When 23-year-old Mollie Summerland entered the arena at the Longines Luhmühlen CCI5*-L, the atmosphere was sizzling despite the lack of spectators. The British rider kept her cool over the show jumping course, but after crossing the finish line, she hugged Charly van ter Heiden and was still visibly moved during the award ceremony.
“I don’t ever want this day to end,” she said. “It’s been the most amazing experience. The first people I want to thank are the organizers. With all the things going on in the world right now, it’s amazing what you have achieved. It’s hard to sum up how I feel right now, but this horse has changed my life.”
The young Brit bought “Charly,” now 12, as a 5-year-old, trained him herself and could hardly believe the joint success. She came to the event without a coach and navigated huge logistical hurdles to get there because of a German ban on travelers from the U.K. due to the ongoing COVID-19 pandemic.
“I would rather have ridden dressage or cross-country again today,” she said. “I don’t feel so experienced in show jumping and was a little nervous today, but my horse is simply amazing. I’ve never won three-day-event, that’s something I used to dream about.”
Local rider Christoph Wahler made the weekend look easy with Carjatan S and finished the five-star second place: “I tried to ride as if it was a training course,” he said. “I know that my horse can jump very well, and it is indescribable how he jumped today. You can’t ask for a better finish to a five-star premiere.”

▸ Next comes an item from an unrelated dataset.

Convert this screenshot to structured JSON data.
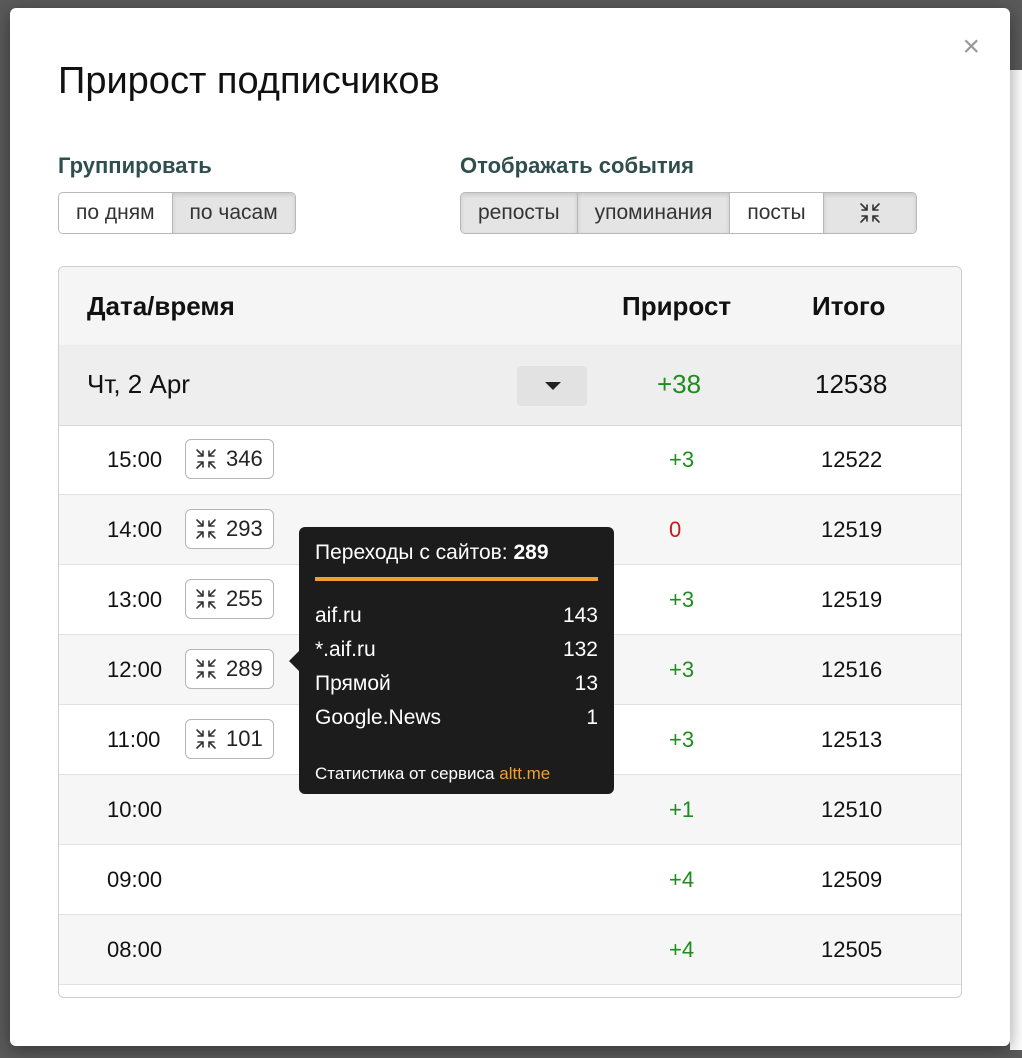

The U.S. contingent had whittled down to two riders from the original four—Ariel Grald and Leamore Master Plan and Jennie Brannigan and Stella Artois were the two pairs to make the trip.
Brannigan parted ways from Stella Artois early on over Mike Etherington-Smith’s cross-country course at fence 8, but Grald worked her way up from eleventh to third place.
Grald’s most recent five-star finish was at the Land Rover Burghley Horse Trials in 2019 where she and “Simon” finished 10th. Brannigan was hoping for a five-star completion with Stella Artois after a fall at the Land Rover Kentucky Three-Day Event in April.
“I am very happy to be here,” Grald said. “This event is simply fantastic. Luhmühlen’s cross-country course is different to anything I have ridden before, so I came here to gain experience. My horse gave me a beautiful ride, and we both gained confidence on the course.”
Etherington-Smith’s cross-country proved to be very influential. Fifteen of 24 starters completed. (The original entry list of more than 70 was decimated by a mass withdrawal of British riders due to the German travel restrictions.) Four riders finished clear within the time allowed. Summerland was one of them, hanging onto her dressage lead.
She was emotional after her cross-country round.
“Charly’s such an exceptional horse,” she said. “I’m still so inexperienced, and he goes above and beyond for me. I don’t know what I’ve ever done to deserve a horse like this. I’m so happy.”
The hotly contested CCI4*-S also served as the German National Championship, and Michael Jung took home the Meßmer Trophy with fischerChipmunk FRH on his dressage score of 21.4 points.
Second place was secured by Sandra Auffarth of Germany and Viamant du Matz (27.1). Australian Andrew Hoy and Vassily de Lassos moved up to third place (27.6).
Julia Krajewski of Germany won bronze in the German Championships with Amande de B’Néville (27.9).
“I am overjoyed,” Jung said. “fischerChipmunk jumped so well today. When you compete here, of course you want stay clear. Nevertheless, it’s important to relax so that the horse can stay relaxed, too. The title means a lot to me. For my horse and me, it was probably even a bit lucky that the Olympics were postponed. It gave us an extra year to grow together as a team.”
Jung, Auffarth and Krajewski have since been named as the German team for the Tokyo Olympics.